# EXERCISE INSTRUCTIONS:
Set down exactly, and only, the lines from the one with "Read all visible content and emit it as JSON." to the final line of the entries, both included.

# DATA LISTING:
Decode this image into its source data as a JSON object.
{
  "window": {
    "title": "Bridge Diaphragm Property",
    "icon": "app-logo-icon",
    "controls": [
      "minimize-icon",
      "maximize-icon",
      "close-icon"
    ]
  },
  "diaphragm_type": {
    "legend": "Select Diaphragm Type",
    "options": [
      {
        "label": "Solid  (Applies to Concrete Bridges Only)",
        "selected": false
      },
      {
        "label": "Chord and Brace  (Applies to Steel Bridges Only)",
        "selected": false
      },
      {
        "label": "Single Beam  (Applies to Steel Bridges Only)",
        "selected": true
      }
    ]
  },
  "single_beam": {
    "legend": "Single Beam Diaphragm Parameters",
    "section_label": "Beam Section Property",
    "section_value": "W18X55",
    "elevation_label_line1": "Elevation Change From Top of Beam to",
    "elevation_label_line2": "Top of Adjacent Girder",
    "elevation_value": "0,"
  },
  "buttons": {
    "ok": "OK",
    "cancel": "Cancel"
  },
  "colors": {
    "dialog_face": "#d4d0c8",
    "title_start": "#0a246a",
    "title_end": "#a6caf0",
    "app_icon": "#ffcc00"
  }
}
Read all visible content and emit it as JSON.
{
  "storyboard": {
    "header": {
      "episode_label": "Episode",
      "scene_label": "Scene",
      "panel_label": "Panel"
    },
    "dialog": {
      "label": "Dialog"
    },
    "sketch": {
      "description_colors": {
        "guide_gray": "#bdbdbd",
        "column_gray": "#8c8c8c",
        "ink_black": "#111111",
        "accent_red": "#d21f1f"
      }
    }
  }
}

# EXERCISE SOLUTION:
Read all visible content and emit it as JSON.
{
  "storyboard": {
    "header": {
      "episode_label": "Episode",
      "scene_label": "Scene",
      "panel_label": "Panel"
    },
    "dialog": {
      "label": "Dialog"
    },
    "sketch": {
      "description_colors": {
        "guide_gray": "#bdbdbd",
        "column_gray": "#8c8c8c",
        "ink_black": "#111111",
        "accent_red": "#d21f1f"
      }
    }
  }
}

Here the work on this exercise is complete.